Senator’s filibuster over Energy Transition Act a stunt

I watched the nearly four-hour filibuster from Senator Bill Sharer on the Energy Transition Act from my home in Farmington on Wednesday. The bill passed overwhelmingly, 32-9, with strong bipartisan support. This stunt by Senator Sharer actually provides a window into his behavior over the past year on this piece of legislation and his behavior on the pending closure of the San Juan Generating Station for the past several years. Whether you agree or disagree with the Energy Transition Act, one thing is clear: The looming closure of the San Juan Generating Station has been evident for a long time. Throughout all of last summer, there were deep discussions on this bill—at interim legislative hearings in Farmington, and through a process convened by the Speaker of the House with lawmakers and many key stakeholders.

We can’t go back

When I was 30, a mother of two daughters and the proud bearer of a long-worked-for college degree, I underwent a tubal ligation. My husband and I had the family we had planned and could afford. Less than two months later, I learned that I had become a statistic, the one woman in a thousand for whom a tubal ligation fails. The year was 1980. I had an abortion, relieved and enormously grateful that I could access and afford the medical care I needed.

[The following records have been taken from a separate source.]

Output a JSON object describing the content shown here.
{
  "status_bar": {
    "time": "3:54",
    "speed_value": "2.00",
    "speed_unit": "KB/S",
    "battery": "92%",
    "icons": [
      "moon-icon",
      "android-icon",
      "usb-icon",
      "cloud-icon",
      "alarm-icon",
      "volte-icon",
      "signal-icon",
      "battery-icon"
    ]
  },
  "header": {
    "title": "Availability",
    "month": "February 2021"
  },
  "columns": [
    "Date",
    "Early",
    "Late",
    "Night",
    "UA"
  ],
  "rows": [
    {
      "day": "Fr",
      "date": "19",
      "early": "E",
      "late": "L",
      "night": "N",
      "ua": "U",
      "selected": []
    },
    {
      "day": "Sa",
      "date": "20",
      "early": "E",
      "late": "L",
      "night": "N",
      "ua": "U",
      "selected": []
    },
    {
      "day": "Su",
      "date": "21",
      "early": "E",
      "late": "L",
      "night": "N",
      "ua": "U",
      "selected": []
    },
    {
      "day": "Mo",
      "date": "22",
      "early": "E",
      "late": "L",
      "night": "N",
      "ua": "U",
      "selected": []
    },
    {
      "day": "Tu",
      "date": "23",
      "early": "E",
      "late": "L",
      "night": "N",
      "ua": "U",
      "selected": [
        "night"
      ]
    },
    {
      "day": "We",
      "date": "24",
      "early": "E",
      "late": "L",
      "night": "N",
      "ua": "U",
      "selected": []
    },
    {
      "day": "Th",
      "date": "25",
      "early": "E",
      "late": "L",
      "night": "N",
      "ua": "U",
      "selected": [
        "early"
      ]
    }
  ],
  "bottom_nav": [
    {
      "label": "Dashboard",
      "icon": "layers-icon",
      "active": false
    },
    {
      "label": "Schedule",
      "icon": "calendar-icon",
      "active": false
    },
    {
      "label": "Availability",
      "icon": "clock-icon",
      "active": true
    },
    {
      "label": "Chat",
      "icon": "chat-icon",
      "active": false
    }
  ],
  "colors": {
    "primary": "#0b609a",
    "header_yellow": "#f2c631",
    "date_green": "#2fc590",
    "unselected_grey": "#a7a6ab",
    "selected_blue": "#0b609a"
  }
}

Fix needed for a big loophole for oil & gas

New Mexico has a big legal loophole in dire need of a fix. Shale oil and gas production in the Permian Basin in southeastern New Mexico has catapulted the state to be one of the largest producers in the nation. Along with that rapid increase comes more pollution and a dramatic rise in spills of chemicals and waste. In fact, the total number of oil and gas related spills increased nearly 100 percent since 2008 and more than 500 percent since 2000. Despite this increase in violations by the oil and gas industry, fines for those infractions have plummeted to zero.

The Legislature should pass the Energy Transition Act

We have a unique opportunity to transform energy in New Mexico with the Energy Transition Act. Senate Bill 489 is bold, comprehensive legislation that will establish the state as a national leader in both renewable energy and address the causes of climate change, providing a pathway for a low-carbon energy transition away from coal and providing workforce training and transition assistance to affected communities. On top of accelerating New Mexico’s march to the front lines of climate-conscious governance, the ETA is a fair deal for ratepayers in the state. This is landmark legislation for its ambitious and achievable renewable and carbon-free targets; it also provides for a conscientious and reasonable transition away from the San Juan Generating Station that does not overburden New Mexicans and will actually save consumers money. Right now, PNM’s financing payments on the coal plant are passed onto ratepayers.